I started making paneer at home more frequently when Mustafa Centre stopped stocking Amul paneer cubes intermittently. Although they were practically tasteless compared to homemade paneer, I always have a small bag in the freezer just in case the urgent need to make some paneer butter masala kicks in. When I make fresh paneer at home, I usually end up using it within the next day or two so the store-bought ones were good for storing away for a paneer emergency.
More amazing paneer recipes on Edible Garden:
- 1 litre full fat milk
- ½ cup curd or buttermilk (or ⅓ cup lime or vinegar)
- Pour 1 litre full fat milk into a pan. It's very important that you use full fat milk for making paneer since we are basically going to extract the milk solids and fats from it and separate the whey
- In this pictorial I have used lemon juice but have found that curd or buttermilk is more predictable so if you are a beginner, use that
- Bring the milk to a rolling boil and add the curdling agent - curd, buttermilk, lemon juice OR vinegar - any one of your choice
- Simmer for another 4-5 mins or until the milk has completely curdled. Keep stirring gently while this happens
- Once the milk has curdled, turn the heat off and transfer to a double layered cheesecloth (or use an Indian cotton towel), that's placed over a colander which is in turn placed over a bowl large enough to collect all the whey
- Once the whey has drained off completely, wrap the ends of the cheesecloth over the paneer. At this stage, if I use lime or lemon juice, I run the paneer under some water to remove the sourness of lemon. This is optional
- You need to place some weights over this cheesecloth-paneer bundle to make a firm block of paneer. I placed a plate over it so that the block gets uniformly pressed down.
- Then I put my stone pestle and mortar over it and topped that up with my granite chapati rolling stone.
- Leave the weights on for about 2-3 hours and you should have a firm block of paneer
- Refrigerate for an hour or so so it's easier to cut into cubes and use immediately or store in the freezer for later use
Bring the milk to a rolling boil and add the lemon juice or vinegar. Simmer for another 2-3 mins until the milk has completely curdled. Keep stirring.
Remove from fire and transfer to a double layered cheesecloth (or use an Indian cotton towel – thorthu / thundu), that’s placed over a colander which is in turn placed over a bowl large enough to collect all the whey.
Once the whey has drained off completely..
Wrap the ends of the cheesecloth over the paneer (at this point, you can run this bundle under some running water to wash out any residual sourness from the lemon but this is optional)
You need to place some weights over this to make a firm block of paneer. I place a plate over it so that the block gets uniformly pressed down.
Then on goes my stone mortar..
.. topped off with my granite chapati stone. (You can use bags of beans, cookbooks, or anything that’s heavy and can be balanced over the pressed paneer)

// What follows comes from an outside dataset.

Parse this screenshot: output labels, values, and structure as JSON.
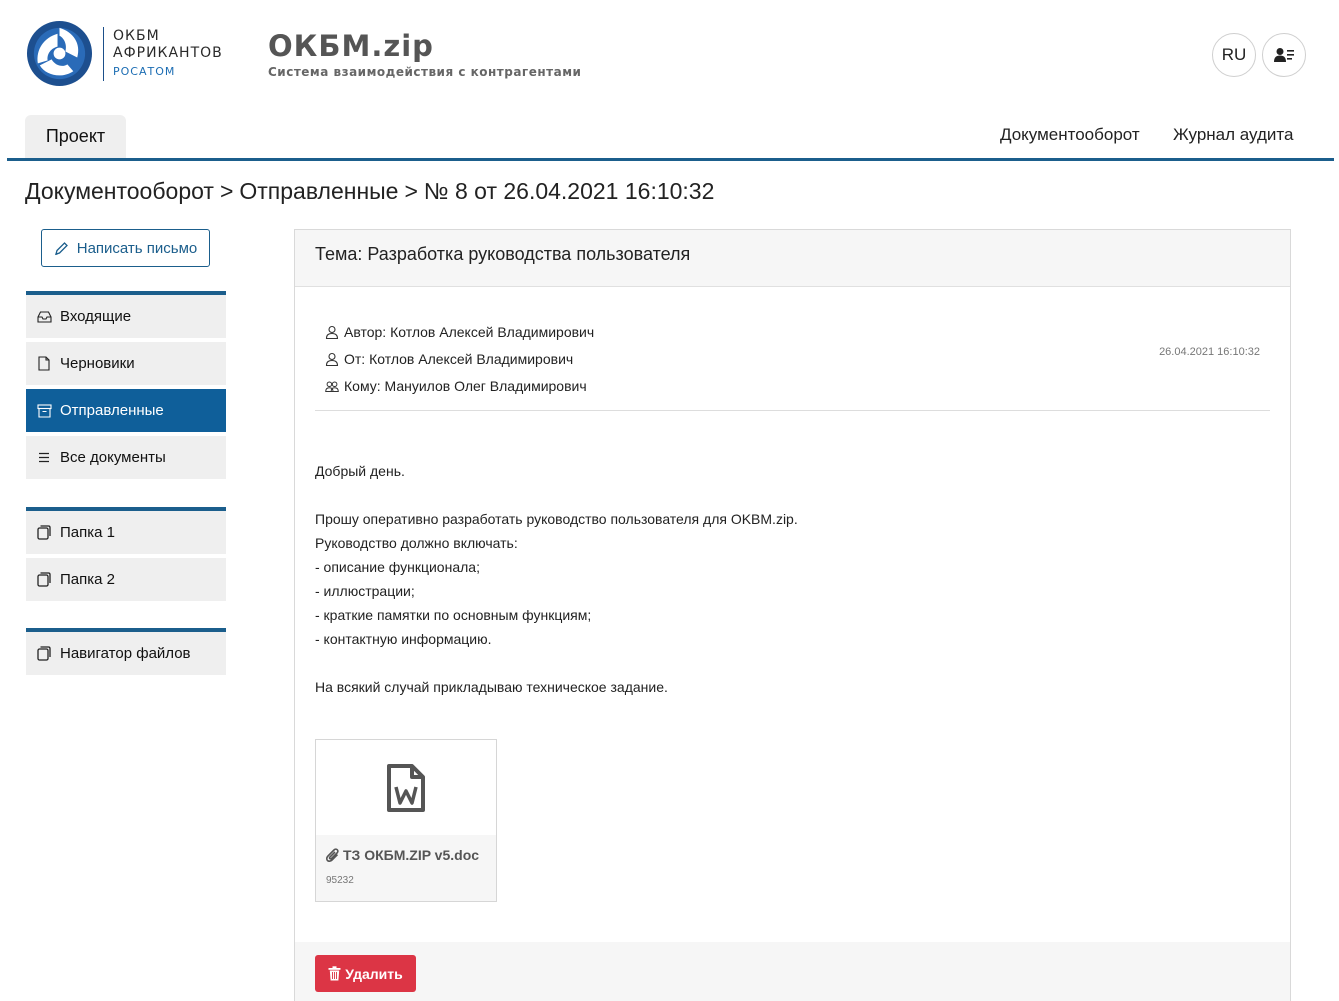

Leave the weights on for about 2-3 hours and voila! You are left with fresh paneer!
Refrigerate for an hour before cutting into blocks.
What about the whey you ask? Well, you can use it to cook rice or any vegetables. Also add it to roti dough for super soft rotis. Another great way to use it up is to use it instead of lemon juice, vinegar, or buttermilk to curdle milk next time you make paneer. Store it in the fridge for up to a week.
The homemade paneer can be frozen for up to a month before use.
Check out how to make paneer in Tamil, Hindi, Telugu, Kannada, Marathi, Urdu etc by using the Google translate button in the sidebar.